Six other articles deal with the reduction of friction under circumstances of shaking and pressure even if water is not present.

Typical of the mechanisms of frictional reduction is a story by Iqbal Pittalwaia based upon materials provided by the University of California - Riverside. Professor Harry W. Green reports "that a universal sliding mechanism operates for earthquakes of all depths- from from the deep ones all the way up to the crustal ones. The physics of the sliding is the self-lubrication of the earthquake fault by flow of a new material consisting of tiny new crystals, the study reports."

Another article, entitled "Research redefines the properties of faults when rock melts," based upon the work of Yan Lavallee, et al., reports as follows: "

The researchers, from the University's School of environmental Services, warn of the inadequacy of simple Newtonian viscous analyses to describe molten rock along faults, and instead call for more realistic application of viscoelastic theory. "Melt may be considered a liquid, which is able to undergo a glass transition, as a result of changing temperature and/or strain-rate. This catastrophic transition allows the melt to either flow or fracture, according to the fault slip conditions."

The article later reports, "Professor Lavallee added: "This new description of fault slip is not just important for our understanding of earthquake fault rheology, it has far reaching implications for magma transport in volcanic eruptions, for landslide and sector collapse instabilities, and within material sciences; namely for the glass and ceramic industries."

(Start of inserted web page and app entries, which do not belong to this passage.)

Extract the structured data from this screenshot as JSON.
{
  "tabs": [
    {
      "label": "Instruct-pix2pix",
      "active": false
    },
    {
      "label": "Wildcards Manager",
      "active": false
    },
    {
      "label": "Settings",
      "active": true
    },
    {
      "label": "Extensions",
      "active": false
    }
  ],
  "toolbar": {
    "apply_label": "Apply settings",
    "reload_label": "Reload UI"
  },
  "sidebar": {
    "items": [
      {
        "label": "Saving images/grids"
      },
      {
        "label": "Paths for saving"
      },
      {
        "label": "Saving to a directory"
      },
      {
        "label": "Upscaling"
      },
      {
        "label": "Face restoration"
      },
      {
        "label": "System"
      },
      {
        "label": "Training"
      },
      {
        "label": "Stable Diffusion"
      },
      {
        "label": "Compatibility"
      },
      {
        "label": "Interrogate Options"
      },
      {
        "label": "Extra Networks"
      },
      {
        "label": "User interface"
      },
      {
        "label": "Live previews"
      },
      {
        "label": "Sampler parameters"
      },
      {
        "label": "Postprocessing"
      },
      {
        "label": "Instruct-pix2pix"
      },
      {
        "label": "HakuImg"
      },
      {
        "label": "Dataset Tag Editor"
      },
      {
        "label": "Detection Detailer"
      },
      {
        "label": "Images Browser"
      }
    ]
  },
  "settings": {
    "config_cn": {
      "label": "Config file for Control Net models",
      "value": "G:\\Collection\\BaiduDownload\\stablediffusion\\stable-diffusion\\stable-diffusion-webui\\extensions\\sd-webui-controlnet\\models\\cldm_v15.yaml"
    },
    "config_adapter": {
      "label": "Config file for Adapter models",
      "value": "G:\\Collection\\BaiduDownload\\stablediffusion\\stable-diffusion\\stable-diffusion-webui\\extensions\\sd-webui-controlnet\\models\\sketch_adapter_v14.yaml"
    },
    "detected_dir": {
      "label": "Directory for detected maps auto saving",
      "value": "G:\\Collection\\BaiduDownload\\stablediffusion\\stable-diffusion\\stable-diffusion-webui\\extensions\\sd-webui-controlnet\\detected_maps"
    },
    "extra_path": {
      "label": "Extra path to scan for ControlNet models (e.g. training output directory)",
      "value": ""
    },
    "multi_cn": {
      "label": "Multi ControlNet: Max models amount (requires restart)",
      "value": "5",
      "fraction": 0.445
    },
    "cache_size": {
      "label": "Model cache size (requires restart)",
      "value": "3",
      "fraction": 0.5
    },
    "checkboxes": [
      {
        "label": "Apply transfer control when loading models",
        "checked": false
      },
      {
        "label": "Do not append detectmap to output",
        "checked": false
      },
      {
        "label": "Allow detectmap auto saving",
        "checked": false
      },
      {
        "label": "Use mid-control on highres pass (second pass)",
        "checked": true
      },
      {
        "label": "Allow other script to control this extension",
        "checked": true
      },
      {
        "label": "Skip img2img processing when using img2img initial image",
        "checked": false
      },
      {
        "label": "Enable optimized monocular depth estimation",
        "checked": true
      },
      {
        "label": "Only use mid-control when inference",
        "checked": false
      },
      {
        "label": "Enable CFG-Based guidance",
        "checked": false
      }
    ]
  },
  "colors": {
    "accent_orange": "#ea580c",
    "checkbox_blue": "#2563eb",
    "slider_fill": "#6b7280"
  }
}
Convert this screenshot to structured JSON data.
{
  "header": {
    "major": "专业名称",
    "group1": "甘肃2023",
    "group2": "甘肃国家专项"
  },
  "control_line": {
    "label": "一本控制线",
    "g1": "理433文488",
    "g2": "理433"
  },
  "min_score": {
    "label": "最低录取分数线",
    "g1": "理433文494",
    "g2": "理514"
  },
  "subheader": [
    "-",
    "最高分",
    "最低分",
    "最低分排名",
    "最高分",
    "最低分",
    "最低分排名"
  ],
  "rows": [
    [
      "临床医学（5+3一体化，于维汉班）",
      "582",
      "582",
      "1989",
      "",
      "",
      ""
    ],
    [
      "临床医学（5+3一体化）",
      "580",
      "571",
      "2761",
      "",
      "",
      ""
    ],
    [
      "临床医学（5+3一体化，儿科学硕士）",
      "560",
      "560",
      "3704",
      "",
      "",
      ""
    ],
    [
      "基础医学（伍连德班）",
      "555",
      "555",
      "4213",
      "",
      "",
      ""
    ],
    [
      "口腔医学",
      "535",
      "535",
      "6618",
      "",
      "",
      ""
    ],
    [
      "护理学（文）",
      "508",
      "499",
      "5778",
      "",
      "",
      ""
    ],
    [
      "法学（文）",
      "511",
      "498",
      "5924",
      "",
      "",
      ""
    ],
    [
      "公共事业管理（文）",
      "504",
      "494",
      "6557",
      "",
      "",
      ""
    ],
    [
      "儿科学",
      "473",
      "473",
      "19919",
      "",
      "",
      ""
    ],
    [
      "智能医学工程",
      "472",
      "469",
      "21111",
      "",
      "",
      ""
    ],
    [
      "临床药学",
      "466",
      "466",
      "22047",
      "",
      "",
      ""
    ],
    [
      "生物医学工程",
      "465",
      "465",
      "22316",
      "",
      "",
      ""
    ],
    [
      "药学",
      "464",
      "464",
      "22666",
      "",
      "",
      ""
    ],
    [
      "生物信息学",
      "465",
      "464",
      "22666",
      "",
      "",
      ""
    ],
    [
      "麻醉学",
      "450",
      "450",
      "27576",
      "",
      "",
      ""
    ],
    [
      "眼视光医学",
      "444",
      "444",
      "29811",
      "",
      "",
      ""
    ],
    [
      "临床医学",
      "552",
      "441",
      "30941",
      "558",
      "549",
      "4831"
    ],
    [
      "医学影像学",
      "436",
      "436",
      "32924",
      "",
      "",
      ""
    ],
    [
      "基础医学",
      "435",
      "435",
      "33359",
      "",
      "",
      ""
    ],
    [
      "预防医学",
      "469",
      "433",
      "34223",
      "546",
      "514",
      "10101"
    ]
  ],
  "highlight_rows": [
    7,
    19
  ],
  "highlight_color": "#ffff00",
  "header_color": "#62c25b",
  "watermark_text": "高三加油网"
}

The reason that these articles and papers are important to my theory is the fact that I propose that extreme shaking and pressure created by large cosmic impacts has allowed contemporaneous mantle plumes to break through the mantle. These articles and papers provide more evidence that this type of event can be possible.